Aim of the task — Print the records exactly. Every mark must remain.

Given information —
────────────────
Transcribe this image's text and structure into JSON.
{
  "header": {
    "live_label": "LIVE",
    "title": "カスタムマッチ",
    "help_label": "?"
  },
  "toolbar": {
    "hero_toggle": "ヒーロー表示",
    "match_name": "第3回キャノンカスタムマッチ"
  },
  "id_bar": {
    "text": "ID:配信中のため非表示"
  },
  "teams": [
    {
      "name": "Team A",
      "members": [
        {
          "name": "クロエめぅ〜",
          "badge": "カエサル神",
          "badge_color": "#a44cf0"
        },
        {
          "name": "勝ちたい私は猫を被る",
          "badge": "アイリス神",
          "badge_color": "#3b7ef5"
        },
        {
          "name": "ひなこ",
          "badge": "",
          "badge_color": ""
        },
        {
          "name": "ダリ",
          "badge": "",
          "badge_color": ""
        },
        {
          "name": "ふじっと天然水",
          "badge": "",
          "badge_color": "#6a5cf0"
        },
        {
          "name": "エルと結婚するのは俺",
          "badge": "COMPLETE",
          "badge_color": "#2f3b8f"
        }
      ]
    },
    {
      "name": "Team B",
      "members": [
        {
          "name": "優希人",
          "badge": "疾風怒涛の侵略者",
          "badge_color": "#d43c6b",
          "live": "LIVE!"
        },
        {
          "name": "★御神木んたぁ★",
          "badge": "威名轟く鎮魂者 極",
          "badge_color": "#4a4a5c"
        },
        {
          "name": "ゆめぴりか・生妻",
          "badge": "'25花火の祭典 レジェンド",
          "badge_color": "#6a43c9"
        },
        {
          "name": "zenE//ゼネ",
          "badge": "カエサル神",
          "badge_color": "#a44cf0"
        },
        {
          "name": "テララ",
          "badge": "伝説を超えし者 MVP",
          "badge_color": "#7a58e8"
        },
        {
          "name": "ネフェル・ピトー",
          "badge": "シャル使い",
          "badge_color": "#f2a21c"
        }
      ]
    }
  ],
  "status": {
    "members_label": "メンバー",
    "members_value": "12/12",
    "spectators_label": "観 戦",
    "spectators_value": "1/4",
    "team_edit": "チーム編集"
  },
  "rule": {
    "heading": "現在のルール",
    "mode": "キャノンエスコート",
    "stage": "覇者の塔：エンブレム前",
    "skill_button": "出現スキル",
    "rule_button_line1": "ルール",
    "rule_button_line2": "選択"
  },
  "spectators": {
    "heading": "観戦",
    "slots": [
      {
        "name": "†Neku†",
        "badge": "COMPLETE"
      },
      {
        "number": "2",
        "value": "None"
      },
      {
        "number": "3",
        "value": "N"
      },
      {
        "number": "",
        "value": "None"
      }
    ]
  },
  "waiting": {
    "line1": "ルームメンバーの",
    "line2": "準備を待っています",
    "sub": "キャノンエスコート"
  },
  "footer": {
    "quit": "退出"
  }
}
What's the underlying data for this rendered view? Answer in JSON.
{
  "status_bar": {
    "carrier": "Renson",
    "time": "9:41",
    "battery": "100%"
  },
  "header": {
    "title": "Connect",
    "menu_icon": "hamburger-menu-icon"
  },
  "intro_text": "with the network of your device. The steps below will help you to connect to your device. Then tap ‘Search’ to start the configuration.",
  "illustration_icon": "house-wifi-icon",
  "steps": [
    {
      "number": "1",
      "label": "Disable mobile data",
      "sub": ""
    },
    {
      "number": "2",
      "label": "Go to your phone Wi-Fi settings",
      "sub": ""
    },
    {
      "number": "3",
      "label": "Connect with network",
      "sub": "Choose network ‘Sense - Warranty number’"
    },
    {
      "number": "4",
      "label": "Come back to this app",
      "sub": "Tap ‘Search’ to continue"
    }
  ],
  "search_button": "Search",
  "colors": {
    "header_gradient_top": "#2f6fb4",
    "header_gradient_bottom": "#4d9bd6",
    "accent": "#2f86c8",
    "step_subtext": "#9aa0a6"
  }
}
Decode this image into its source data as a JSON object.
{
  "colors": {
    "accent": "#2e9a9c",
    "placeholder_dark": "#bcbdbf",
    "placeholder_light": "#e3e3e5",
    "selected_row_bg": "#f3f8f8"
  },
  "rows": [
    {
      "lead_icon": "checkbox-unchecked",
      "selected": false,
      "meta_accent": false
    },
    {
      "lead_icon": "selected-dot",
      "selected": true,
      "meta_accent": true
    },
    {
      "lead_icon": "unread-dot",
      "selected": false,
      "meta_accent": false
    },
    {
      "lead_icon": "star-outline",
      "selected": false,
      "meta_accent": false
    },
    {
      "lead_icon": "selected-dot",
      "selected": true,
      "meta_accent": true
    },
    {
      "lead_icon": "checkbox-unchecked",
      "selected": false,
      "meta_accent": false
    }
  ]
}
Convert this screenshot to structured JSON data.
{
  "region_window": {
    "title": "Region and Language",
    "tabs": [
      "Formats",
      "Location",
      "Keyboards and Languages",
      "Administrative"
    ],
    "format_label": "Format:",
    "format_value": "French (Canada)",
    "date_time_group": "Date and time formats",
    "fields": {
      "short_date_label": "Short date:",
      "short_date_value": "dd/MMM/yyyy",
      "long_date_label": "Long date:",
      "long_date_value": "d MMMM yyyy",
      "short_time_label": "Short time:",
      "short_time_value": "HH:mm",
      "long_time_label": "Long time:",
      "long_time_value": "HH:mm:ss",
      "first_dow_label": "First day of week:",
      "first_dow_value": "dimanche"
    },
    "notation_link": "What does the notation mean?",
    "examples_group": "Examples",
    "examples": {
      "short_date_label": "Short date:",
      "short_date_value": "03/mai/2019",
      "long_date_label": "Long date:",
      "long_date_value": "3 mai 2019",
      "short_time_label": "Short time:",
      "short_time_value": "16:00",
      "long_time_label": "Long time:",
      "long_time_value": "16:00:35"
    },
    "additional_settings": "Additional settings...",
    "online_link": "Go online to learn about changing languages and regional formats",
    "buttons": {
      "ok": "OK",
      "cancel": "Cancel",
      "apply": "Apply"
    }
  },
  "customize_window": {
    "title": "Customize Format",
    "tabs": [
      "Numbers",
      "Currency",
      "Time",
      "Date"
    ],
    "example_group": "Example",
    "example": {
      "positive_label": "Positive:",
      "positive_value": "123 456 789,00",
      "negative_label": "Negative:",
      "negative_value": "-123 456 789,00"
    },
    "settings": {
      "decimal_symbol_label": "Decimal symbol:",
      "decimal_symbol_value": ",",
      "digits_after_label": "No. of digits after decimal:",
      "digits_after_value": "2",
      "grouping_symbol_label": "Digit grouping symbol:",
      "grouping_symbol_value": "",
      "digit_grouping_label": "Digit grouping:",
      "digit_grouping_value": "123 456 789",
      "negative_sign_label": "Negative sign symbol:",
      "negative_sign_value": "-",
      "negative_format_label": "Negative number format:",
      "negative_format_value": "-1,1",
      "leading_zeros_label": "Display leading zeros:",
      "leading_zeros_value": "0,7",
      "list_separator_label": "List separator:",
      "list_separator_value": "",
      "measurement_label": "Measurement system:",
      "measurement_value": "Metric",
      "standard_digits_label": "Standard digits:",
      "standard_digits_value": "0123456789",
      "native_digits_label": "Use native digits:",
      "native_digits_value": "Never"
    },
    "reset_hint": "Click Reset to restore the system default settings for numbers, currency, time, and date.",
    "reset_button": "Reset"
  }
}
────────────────
Exercise answer —
Transcribe this image's text and structure into JSON.
{
  "header": {
    "live_label": "LIVE",
    "title": "カスタムマッチ",
    "help_label": "?"
  },
  "toolbar": {
    "hero_toggle": "ヒーロー表示",
    "match_name": "第3回キャノンカスタムマッチ"
  },
  "id_bar": {
    "text": "ID:配信中のため非表示"
  },
  "teams": [
    {
      "name": "Team A",
      "members": [
        {
          "name": "クロエめぅ〜",
          "badge": "カエサル神",
          "badge_color": "#a44cf0"
        },
        {
          "name": "勝ちたい私は猫を被る",
          "badge": "アイリス神",
          "badge_color": "#3b7ef5"
        },
        {
          "name": "ひなこ",
          "badge": "",
          "badge_color": ""
        },
        {
          "name": "ダリ",
          "badge": "",
          "badge_color": ""
        },
        {
          "name": "ふじっと天然水",
          "badge": "",
          "badge_color": "#6a5cf0"
        },
        {
          "name": "エルと結婚するのは俺",
          "badge": "COMPLETE",
          "badge_color": "#2f3b8f"
        }
      ]
    },
    {
      "name": "Team B",
      "members": [
        {
          "name": "優希人",
          "badge": "疾風怒涛の侵略者",
          "badge_color": "#d43c6b",
          "live": "LIVE!"
        },
        {
          "name": "★御神木んたぁ★",
          "badge": "威名轟く鎮魂者 極",
          "badge_color": "#4a4a5c"
        },
        {
          "name": "ゆめぴりか・生妻",
          "badge": "'25花火の祭典 レジェンド",
          "badge_color": "#6a43c9"
        },
        {
          "name": "zenE//ゼネ",
          "badge": "カエサル神",
          "badge_color": "#a44cf0"
        },
        {
          "name": "テララ",
          "badge": "伝説を超えし者 MVP",
          "badge_color": "#7a58e8"
        },
        {
          "name": "ネフェル・ピトー",
          "badge": "シャル使い",
          "badge_color": "#f2a21c"
        }
      ]
    }
  ],
  "status": {
    "members_label": "メンバー",
    "members_value": "12/12",
    "spectators_label": "観 戦",
    "spectators_value": "1/4",
    "team_edit": "チーム編集"
  },
  "rule": {
    "heading": "現在のルール",
    "mode": "キャノンエスコート",
    "stage": "覇者の塔：エンブレム前",
    "skill_button": "出現スキル",
    "rule_button_line1": "ルール",
    "rule_button_line2": "選択"
  },
  "spectators": {
    "heading": "観戦",
    "slots": [
      {
        "name": "†Neku†",
        "badge": "COMPLETE"
      },
      {
        "number": "2",
        "value": "None"
      },
      {
        "number": "3",
        "value": "N"
      },
      {
        "number": "",
        "value": "None"
      }
    ]
  },
  "waiting": {
    "line1": "ルームメンバーの",
    "line2": "準備を待っています",
    "sub": "キャノンエスコート"
  },
  "footer": {
    "quit": "退出"
  }
}
What's the underlying data for this rendered view? Answer in JSON.
{
  "status_bar": {
    "carrier": "Renson",
    "time": "9:41",
    "battery": "100%"
  },
  "header": {
    "title": "Connect",
    "menu_icon": "hamburger-menu-icon"
  },
  "intro_text": "with the network of your device. The steps below will help you to connect to your device. Then tap ‘Search’ to start the configuration.",
  "illustration_icon": "house-wifi-icon",
  "steps": [
    {
      "number": "1",
      "label": "Disable mobile data",
      "sub": ""
    },
    {
      "number": "2",
      "label": "Go to your phone Wi-Fi settings",
      "sub": ""
    },
    {
      "number": "3",
      "label": "Connect with network",
      "sub": "Choose network ‘Sense - Warranty number’"
    },
    {
      "number": "4",
      "label": "Come back to this app",
      "sub": "Tap ‘Search’ to continue"
    }
  ],
  "search_button": "Search",
  "colors": {
    "header_gradient_top": "#2f6fb4",
    "header_gradient_bottom": "#4d9bd6",
    "accent": "#2f86c8",
    "step_subtext": "#9aa0a6"
  }
}
Decode this image into its source data as a JSON object.
{
  "colors": {
    "accent": "#2e9a9c",
    "placeholder_dark": "#bcbdbf",
    "placeholder_light": "#e3e3e5",
    "selected_row_bg": "#f3f8f8"
  },
  "rows": [
    {
      "lead_icon": "checkbox-unchecked",
      "selected": false,
      "meta_accent": false
    },
    {
      "lead_icon": "selected-dot",
      "selected": true,
      "meta_accent": true
    },
    {
      "lead_icon": "unread-dot",
      "selected": false,
      "meta_accent": false
    },
    {
      "lead_icon": "star-outline",
      "selected": false,
      "meta_accent": false
    },
    {
      "lead_icon": "selected-dot",
      "selected": true,
      "meta_accent": true
    },
    {
      "lead_icon": "checkbox-unchecked",
      "selected": false,
      "meta_accent": false
    }
  ]
}
Convert this screenshot to structured JSON data.
{
  "region_window": {
    "title": "Region and Language",
    "tabs": [
      "Formats",
      "Location",
      "Keyboards and Languages",
      "Administrative"
    ],
    "format_label": "Format:",
    "format_value": "French (Canada)",
    "date_time_group": "Date and time formats",
    "fields": {
      "short_date_label": "Short date:",
      "short_date_value": "dd/MMM/yyyy",
      "long_date_label": "Long date:",
      "long_date_value": "d MMMM yyyy",
      "short_time_label": "Short time:",
      "short_time_value": "HH:mm",
      "long_time_label": "Long time:",
      "long_time_value": "HH:mm:ss",
      "first_dow_label": "First day of week:",
      "first_dow_value": "dimanche"
    },
    "notation_link": "What does the notation mean?",
    "examples_group": "Examples",
    "examples": {
      "short_date_label": "Short date:",
      "short_date_value": "03/mai/2019",
      "long_date_label": "Long date:",
      "long_date_value": "3 mai 2019",
      "short_time_label": "Short time:",
      "short_time_value": "16:00",
      "long_time_label": "Long time:",
      "long_time_value": "16:00:35"
    },
    "additional_settings": "Additional settings...",
    "online_link": "Go online to learn about changing languages and regional formats",
    "buttons": {
      "ok": "OK",
      "cancel": "Cancel",
      "apply": "Apply"
    }
  },
  "customize_window": {
    "title": "Customize Format",
    "tabs": [
      "Numbers",
      "Currency",
      "Time",
      "Date"
    ],
    "example_group": "Example",
    "example": {
      "positive_label": "Positive:",
      "positive_value": "123 456 789,00",
      "negative_label": "Negative:",
      "negative_value": "-123 456 789,00"
    },
    "settings": {
      "decimal_symbol_label": "Decimal symbol:",
      "decimal_symbol_value": ",",
      "digits_after_label": "No. of digits after decimal:",
      "digits_after_value": "2",
      "grouping_symbol_label": "Digit grouping symbol:",
      "grouping_symbol_value": "",
      "digit_grouping_label": "Digit grouping:",
      "digit_grouping_value": "123 456 789",
      "negative_sign_label": "Negative sign symbol:",
      "negative_sign_value": "-",
      "negative_format_label": "Negative number format:",
      "negative_format_value": "-1,1",
      "leading_zeros_label": "Display leading zeros:",
      "leading_zeros_value": "0,7",
      "list_separator_label": "List separator:",
      "list_separator_value": "",
      "measurement_label": "Measurement system:",
      "measurement_value": "Metric",
      "standard_digits_label": "Standard digits:",
      "standard_digits_value": "0123456789",
      "native_digits_label": "Use native digits:",
      "native_digits_value": "Never"
    },
    "reset_hint": "Click Reset to restore the system default settings for numbers, currency, time, and date.",
    "reset_button": "Reset"
  }
}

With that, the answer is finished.